-- Opening Marker --
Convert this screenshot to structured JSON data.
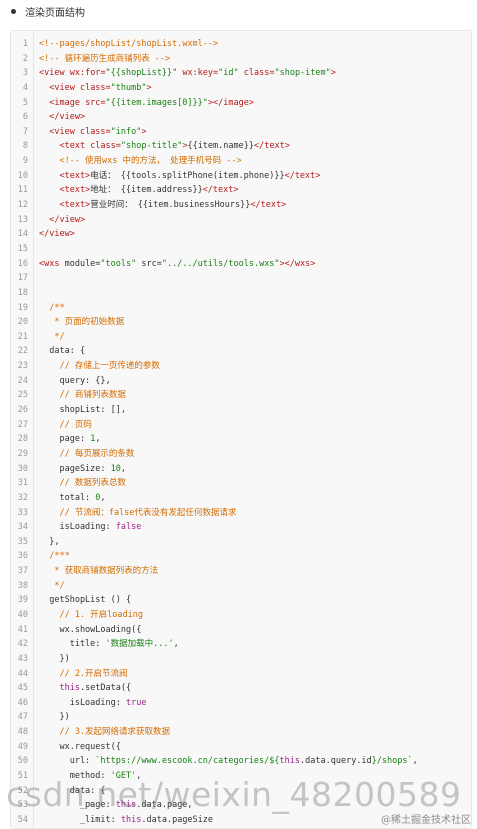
{
  "heading": "渲染页面结构",
  "code_lines": [
    [
      {
        "t": "<!--pages/shopList/shopList.wxml-->",
        "c": "#d26b00"
      }
    ],
    [
      {
        "t": "<!-- 循环遍历生成商铺列表 -->",
        "c": "#d26b00"
      }
    ],
    [
      {
        "t": "<view ",
        "c": "#b5191a"
      },
      {
        "t": "wx:for=",
        "c": "#b5191a"
      },
      {
        "t": "\"{{shopList}}\"",
        "c": "#1a8014"
      },
      {
        "t": " wx:key=",
        "c": "#b5191a"
      },
      {
        "t": "\"id\"",
        "c": "#1a8014"
      },
      {
        "t": " class=",
        "c": "#b5191a"
      },
      {
        "t": "\"shop-item\"",
        "c": "#1a8014"
      },
      {
        "t": ">",
        "c": "#b5191a"
      }
    ],
    [
      {
        "t": "  <view ",
        "c": "#b5191a"
      },
      {
        "t": "class=",
        "c": "#b5191a"
      },
      {
        "t": "\"thumb\"",
        "c": "#1a8014"
      },
      {
        "t": ">",
        "c": "#b5191a"
      }
    ],
    [
      {
        "t": "  <image ",
        "c": "#b5191a"
      },
      {
        "t": "src=",
        "c": "#b5191a"
      },
      {
        "t": "\"{{item.images[0]}}\"",
        "c": "#1a8014"
      },
      {
        "t": "></image>",
        "c": "#b5191a"
      }
    ],
    [
      {
        "t": "  </view>",
        "c": "#b5191a"
      }
    ],
    [
      {
        "t": "  <view ",
        "c": "#b5191a"
      },
      {
        "t": "class=",
        "c": "#b5191a"
      },
      {
        "t": "\"info\"",
        "c": "#1a8014"
      },
      {
        "t": ">",
        "c": "#b5191a"
      }
    ],
    [
      {
        "t": "    <text ",
        "c": "#b5191a"
      },
      {
        "t": "class=",
        "c": "#b5191a"
      },
      {
        "t": "\"shop-title\"",
        "c": "#1a8014"
      },
      {
        "t": ">",
        "c": "#b5191a"
      },
      {
        "t": "{{item.name}}",
        "c": "#333333"
      },
      {
        "t": "</text>",
        "c": "#b5191a"
      }
    ],
    [
      {
        "t": "    <!-- 使用wxs 中的方法， 处理手机号码 -->",
        "c": "#d26b00"
      }
    ],
    [
      {
        "t": "    <text>",
        "c": "#b5191a"
      },
      {
        "t": "电话： {{tools.splitPhone(item.phone)}}",
        "c": "#333333"
      },
      {
        "t": "</text>",
        "c": "#b5191a"
      }
    ],
    [
      {
        "t": "    <text>",
        "c": "#b5191a"
      },
      {
        "t": "地址： {{item.address}}",
        "c": "#333333"
      },
      {
        "t": "</text>",
        "c": "#b5191a"
      }
    ],
    [
      {
        "t": "    <text>",
        "c": "#b5191a"
      },
      {
        "t": "营业时间： {{item.businessHours}}",
        "c": "#333333"
      },
      {
        "t": "</text>",
        "c": "#b5191a"
      }
    ],
    [
      {
        "t": "  </view>",
        "c": "#b5191a"
      }
    ],
    [
      {
        "t": "</view>",
        "c": "#b5191a"
      }
    ],
    [],
    [
      {
        "t": "<wxs ",
        "c": "#b5191a"
      },
      {
        "t": "module=",
        "c": "#333333"
      },
      {
        "t": "\"tools\"",
        "c": "#1a8014"
      },
      {
        "t": " src=",
        "c": "#333333"
      },
      {
        "t": "\"../../utils/tools.wxs\"",
        "c": "#1a8014"
      },
      {
        "t": "></wxs>",
        "c": "#b5191a"
      }
    ],
    [],
    [],
    [
      {
        "t": "  /**",
        "c": "#d26b00"
      }
    ],
    [
      {
        "t": "   * 页面的初始数据",
        "c": "#d26b00"
      }
    ],
    [
      {
        "t": "   */",
        "c": "#d26b00"
      }
    ],
    [
      {
        "t": "  data: {",
        "c": "#333333"
      }
    ],
    [
      {
        "t": "    // 存储上一页传递的参数",
        "c": "#d26b00"
      }
    ],
    [
      {
        "t": "    query: {},",
        "c": "#333333"
      }
    ],
    [
      {
        "t": "    // 商铺列表数据",
        "c": "#d26b00"
      }
    ],
    [
      {
        "t": "    shopList: [],",
        "c": "#333333"
      }
    ],
    [
      {
        "t": "    // 页码",
        "c": "#d26b00"
      }
    ],
    [
      {
        "t": "    page: ",
        "c": "#333333"
      },
      {
        "t": "1",
        "c": "#1a8014"
      },
      {
        "t": ",",
        "c": "#333333"
      }
    ],
    [
      {
        "t": "    // 每页展示的条数",
        "c": "#d26b00"
      }
    ],
    [
      {
        "t": "    pageSize: ",
        "c": "#333333"
      },
      {
        "t": "10",
        "c": "#1a8014"
      },
      {
        "t": ",",
        "c": "#333333"
      }
    ],
    [
      {
        "t": "    // 数据列表总数",
        "c": "#d26b00"
      }
    ],
    [
      {
        "t": "    total: ",
        "c": "#333333"
      },
      {
        "t": "0",
        "c": "#1a8014"
      },
      {
        "t": ",",
        "c": "#333333"
      }
    ],
    [
      {
        "t": "    // 节流阀：false代表没有发起任何数据请求",
        "c": "#d26b00"
      }
    ],
    [
      {
        "t": "    isLoading: ",
        "c": "#333333"
      },
      {
        "t": "false",
        "c": "#a01f8c"
      }
    ],
    [
      {
        "t": "  },",
        "c": "#333333"
      }
    ],
    [
      {
        "t": "  /***",
        "c": "#d26b00"
      }
    ],
    [
      {
        "t": "   * 获取商铺数据列表的方法",
        "c": "#d26b00"
      }
    ],
    [
      {
        "t": "   */",
        "c": "#d26b00"
      }
    ],
    [
      {
        "t": "  getShopList () {",
        "c": "#333333"
      }
    ],
    [
      {
        "t": "    // 1. 开启loading",
        "c": "#d26b00"
      }
    ],
    [
      {
        "t": "    wx.showLoading({",
        "c": "#333333"
      }
    ],
    [
      {
        "t": "      title: ",
        "c": "#333333"
      },
      {
        "t": "'数据加载中...'",
        "c": "#1a8014"
      },
      {
        "t": ",",
        "c": "#333333"
      }
    ],
    [
      {
        "t": "    })",
        "c": "#333333"
      }
    ],
    [
      {
        "t": "    // 2.开启节流阀",
        "c": "#d26b00"
      }
    ],
    [
      {
        "t": "    this",
        "c": "#a01f8c"
      },
      {
        "t": ".setData({",
        "c": "#333333"
      }
    ],
    [
      {
        "t": "      isLoading: ",
        "c": "#333333"
      },
      {
        "t": "true",
        "c": "#a01f8c"
      }
    ],
    [
      {
        "t": "    })",
        "c": "#333333"
      }
    ],
    [
      {
        "t": "    // 3.发起网络请求获取数据",
        "c": "#d26b00"
      }
    ],
    [
      {
        "t": "    wx.request({",
        "c": "#333333"
      }
    ],
    [
      {
        "t": "      url: ",
        "c": "#333333"
      },
      {
        "t": "`https://www.escook.cn/categories/${",
        "c": "#1a8014"
      },
      {
        "t": "this",
        "c": "#a01f8c"
      },
      {
        "t": ".data.query.id",
        "c": "#333333"
      },
      {
        "t": "}/shops`",
        "c": "#1a8014"
      },
      {
        "t": ",",
        "c": "#333333"
      }
    ],
    [
      {
        "t": "      method: ",
        "c": "#333333"
      },
      {
        "t": "'GET'",
        "c": "#1a8014"
      },
      {
        "t": ",",
        "c": "#333333"
      }
    ],
    [
      {
        "t": "      data: {",
        "c": "#333333"
      }
    ],
    [
      {
        "t": "        _page: ",
        "c": "#333333"
      },
      {
        "t": "this",
        "c": "#a01f8c"
      },
      {
        "t": ".data.page,",
        "c": "#333333"
      }
    ],
    [
      {
        "t": "        _limit: ",
        "c": "#333333"
      },
      {
        "t": "this",
        "c": "#a01f8c"
      },
      {
        "t": ".data.pageSize",
        "c": "#333333"
      }
    ],
    [
      {
        "t": "      },",
        "c": "#333333"
      }
    ]
  ],
  "watermark": "csdn.net/weixin_48200589",
  "badge": "@稀土掘金技术社区"
}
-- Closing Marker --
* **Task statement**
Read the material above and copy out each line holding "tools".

* **Answer to the exercise**
        "t": "电话： {{tools.splitPhone(item.phone)}}",
        "t": "\"tools\"",
        "t": "\"../../utils/tools.wxs\"",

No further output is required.